typically used with a negative to indicate that a term being used is understood to be imprecise or off-the-mark (i.e., not accurate ‘per se’) in a case where the term is nevertheless useful to an explanation. Usually followed by an explanation or justification for the use of the term indicated.
So what is per se, per se? In itself? “In itself”. That’s the Latin: per se is Latin for “in itself” (or “by itself”, “of itself”, or “for itself”, or “intrinsically”). When you say, for instance, “He’s not attractive per se,” you can follow it up with, say, “but his bank account does draw attention.”
It thus allows you to be a bit catty: a subtle undermining, a Parthian shot. There’s a little purr in what you say. Or it can simply allow you to be circumspect: first you thoughtfully purse your lips, then you say… for instance, “It’s not well written per se, but it makes some very important points.”
But, oh, watch out! Don’t get purr say or purse say stuck in your head. Many people write this phrase as per say. Why? Well, that’s not so hard to guess: they aren’t used to seeing it written down, they don’t know Latin, and that’s what it sounds like – two English words, per and say. Even if the sense of the phrase doesn’t match the combined sense of the two words per se, that’s not a big issue; English is loaded with idioms that have scant surviving relation to the senses of their parts.
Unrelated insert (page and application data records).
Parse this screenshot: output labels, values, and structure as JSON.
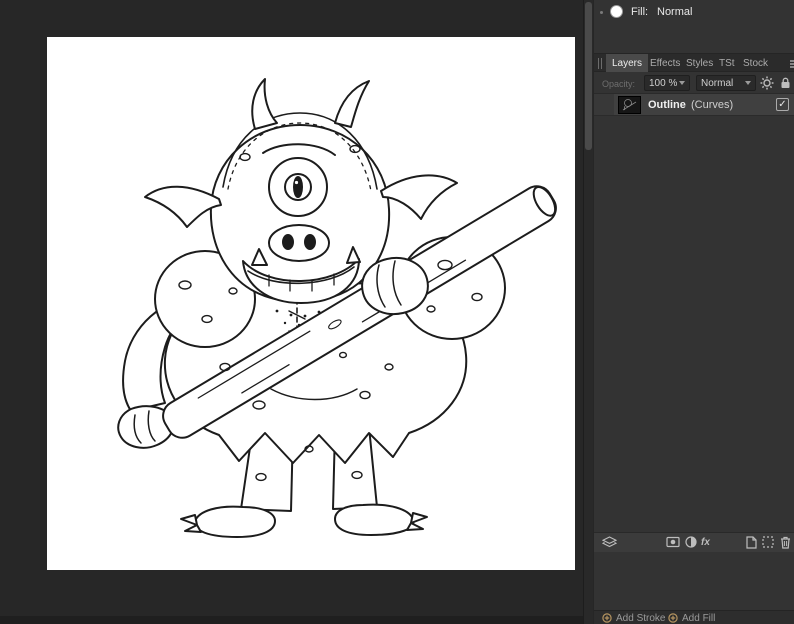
{
  "colors": {
    "canvas_bg": "#272727",
    "artboard_bg": "#ffffff",
    "panel_bg": "#333333",
    "active_tab_bg": "#4a4a4a",
    "selected_row_bg": "#404040",
    "line_art": "#1c1c1c",
    "add_button_icon": "#b59460"
  },
  "fill_indicator": {
    "label": "Fill:",
    "value": "Normal"
  },
  "layers_panel": {
    "tabs": [
      {
        "label": "Layers",
        "active": true
      },
      {
        "label": "Effects",
        "active": false
      },
      {
        "label": "Styles",
        "active": false
      },
      {
        "label": "TSt",
        "active": false
      },
      {
        "label": "Stock",
        "active": false
      }
    ],
    "opacity_label": "Opacity:",
    "opacity_value": "100 %",
    "blend_mode_value": "Normal",
    "fx_icon_label": "fx",
    "layers": [
      {
        "name": "Outline",
        "kind": "(Curves)",
        "visible": true
      }
    ]
  },
  "icons": {
    "checkmark": "✓",
    "footer": [
      "layers-stack-icon",
      "mask-icon",
      "adjustment-icon",
      "fx-icon",
      "new-layer-icon",
      "group-icon",
      "trash-icon"
    ]
  },
  "bottom_bar": {
    "add_stroke_label": "Add Stroke",
    "add_fill_label": "Add Fill"
  }
}
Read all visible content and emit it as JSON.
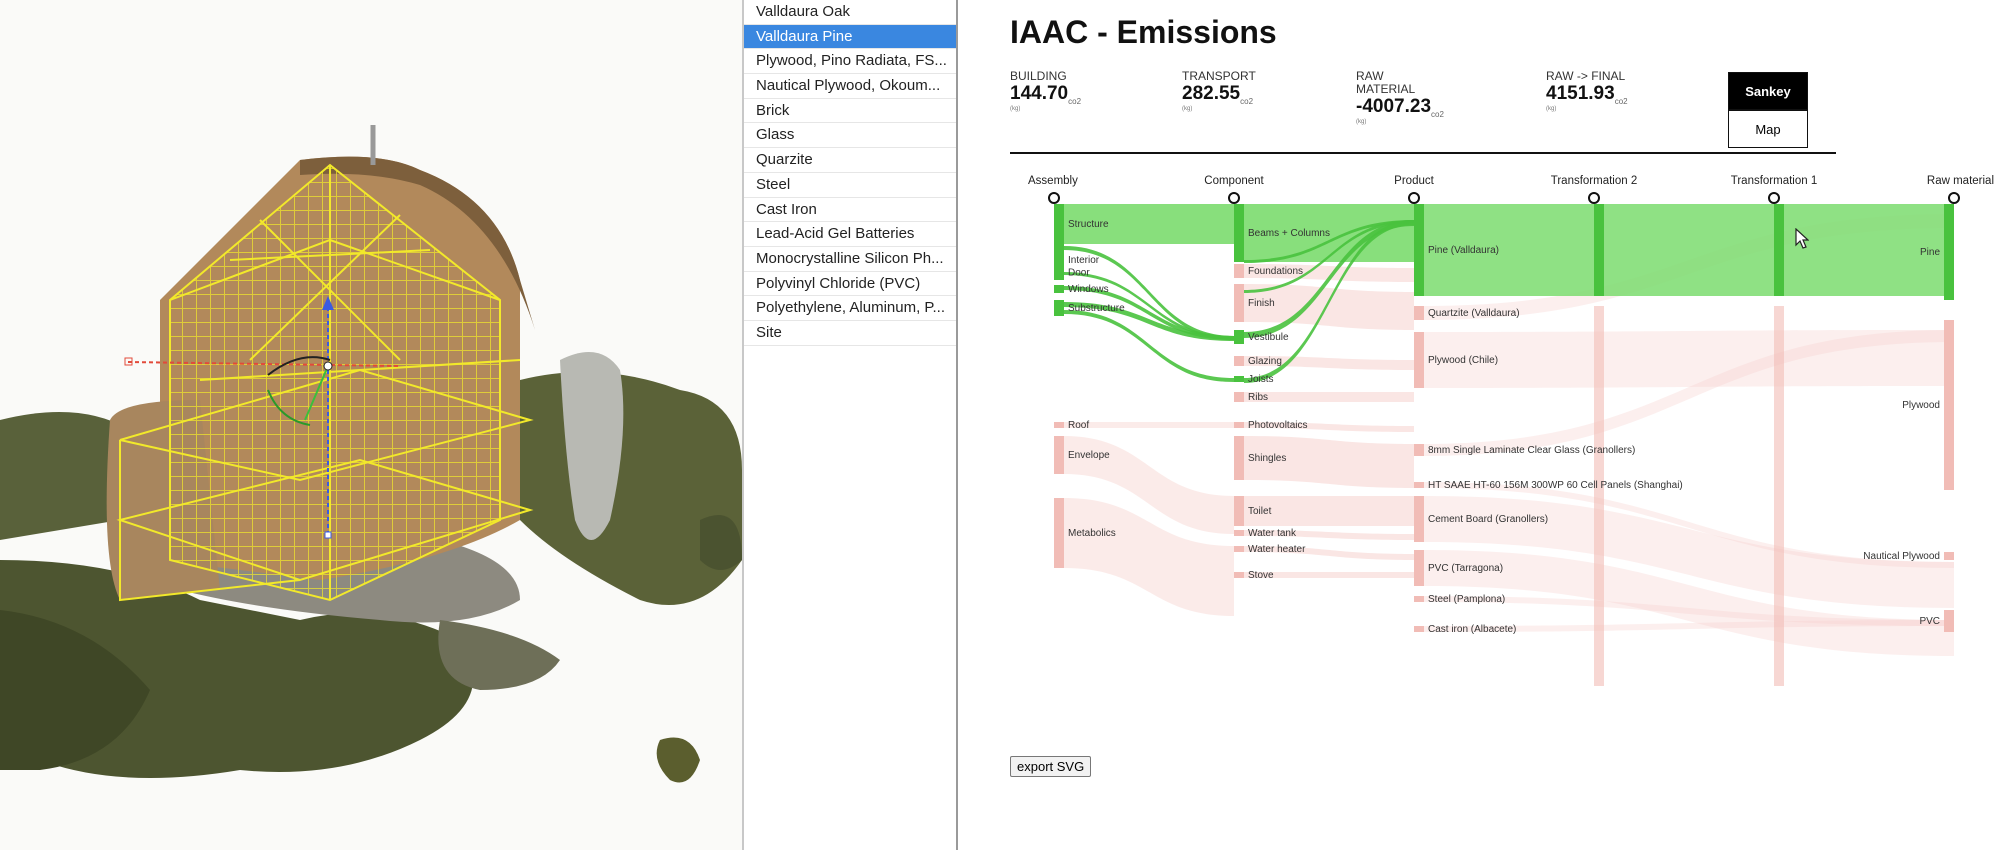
{
  "materials": {
    "items": [
      {
        "label": "Valldaura Oak"
      },
      {
        "label": "Valldaura Pine",
        "selected": true
      },
      {
        "label": "Plywood, Pino Radiata, FS..."
      },
      {
        "label": "Nautical Plywood, Okoum..."
      },
      {
        "label": "Brick"
      },
      {
        "label": "Glass"
      },
      {
        "label": "Quarzite"
      },
      {
        "label": "Steel"
      },
      {
        "label": "Cast Iron"
      },
      {
        "label": "Lead-Acid Gel Batteries"
      },
      {
        "label": "Monocrystalline Silicon Ph..."
      },
      {
        "label": "Polyvinyl Chloride (PVC)"
      },
      {
        "label": "Polyethylene, Aluminum, P..."
      },
      {
        "label": "Site"
      }
    ]
  },
  "dashboard": {
    "title": "IAAC - Emissions",
    "stats": [
      {
        "label": "BUILDING",
        "value": "144.70",
        "sub": "co2",
        "unit": "(kg)"
      },
      {
        "label": "TRANSPORT",
        "value": "282.55",
        "sub": "co2",
        "unit": "(kg)"
      },
      {
        "label": "RAW MATERIAL",
        "value": "-4007.23",
        "sub": "co2",
        "unit": "(kg)"
      },
      {
        "label": "RAW -> FINAL",
        "value": "4151.93",
        "sub": "co2",
        "unit": "(kg)"
      }
    ],
    "view_buttons": {
      "sankey": "Sankey",
      "map": "Map"
    },
    "export_label": "export SVG"
  },
  "sankey": {
    "columns": [
      "Assembly",
      "Component",
      "Product",
      "Transformation 2",
      "Transformation 1",
      "Raw material"
    ],
    "assembly": [
      "Structure",
      "Interior",
      "Door",
      "Windows",
      "Substructure",
      "Roof",
      "Envelope",
      "Metabolics"
    ],
    "component": [
      "Beams + Columns",
      "Foundations",
      "Finish",
      "Vestibule",
      "Glazing",
      "Joists",
      "Ribs",
      "Photovoltaics",
      "Shingles",
      "Toilet",
      "Water tank",
      "Water heater",
      "Stove"
    ],
    "product": [
      "Pine (Valldaura)",
      "Quartzite (Valldaura)",
      "Plywood (Chile)",
      "8mm Single Laminate Clear Glass (Granollers)",
      "HT SAAE HT-60 156M 300WP 60 Cell Panels (Shanghai)",
      "Cement Board (Granollers)",
      "PVC (Tarragona)",
      "Steel (Pamplona)",
      "Cast iron (Albacete)"
    ],
    "raw": [
      "Pine",
      "Plywood",
      "Nautical Plywood",
      "PVC"
    ],
    "colors": {
      "highlight": "#7bdc6e",
      "highlight_dark": "#49c23e",
      "muted": "#f6d2ce",
      "muted_dark": "#f1bcb6"
    }
  }
}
Still, better to think of something that will help the proper spelling stick. I’m put in mind, for instance, of Perseus – the Greek hero who slew Medusa and saved Andromeda from a sea monster, among other things. How did he slay Medusa when the sight of her would turn anyone to stone? He had to look at her, right? Well, not per se. But did he then slay her without seeing where she was? Well, not per se. He used his shield to see her reflection. (A mirror may be a visual prosthesis, but it’s an imperfect one – perhaps the gorgonizing properties were carried only by wavelengths not reflected by his shield.) So he’s per-se-us… sorta. Or not.
You could also think of perse, which is a very deep shade of purple or bluish-black. It’s pronounced like “purse,” so be careful, but you could always say it’s not black per se… It’s more the colour of smoke on the water. Really deep purple. (It seems to come from an alteration of the Latin word for “Persian”.)
By the way, there is another usage of per se, one that is more common in the positive: as a legal term meaning, well, yes, “in itself”, but more strictly “by law” – as in “Exceeding the speed limit is an infraction per se.”
It’s really not a difficult term per se; it’s just loosely used and a bit confusing for some people. I’d have to say it beats the Aristotelian Greek phrase it was pressed into use to translate: kath’auto, which looks like a woman’s car and sounds a bit like catheter.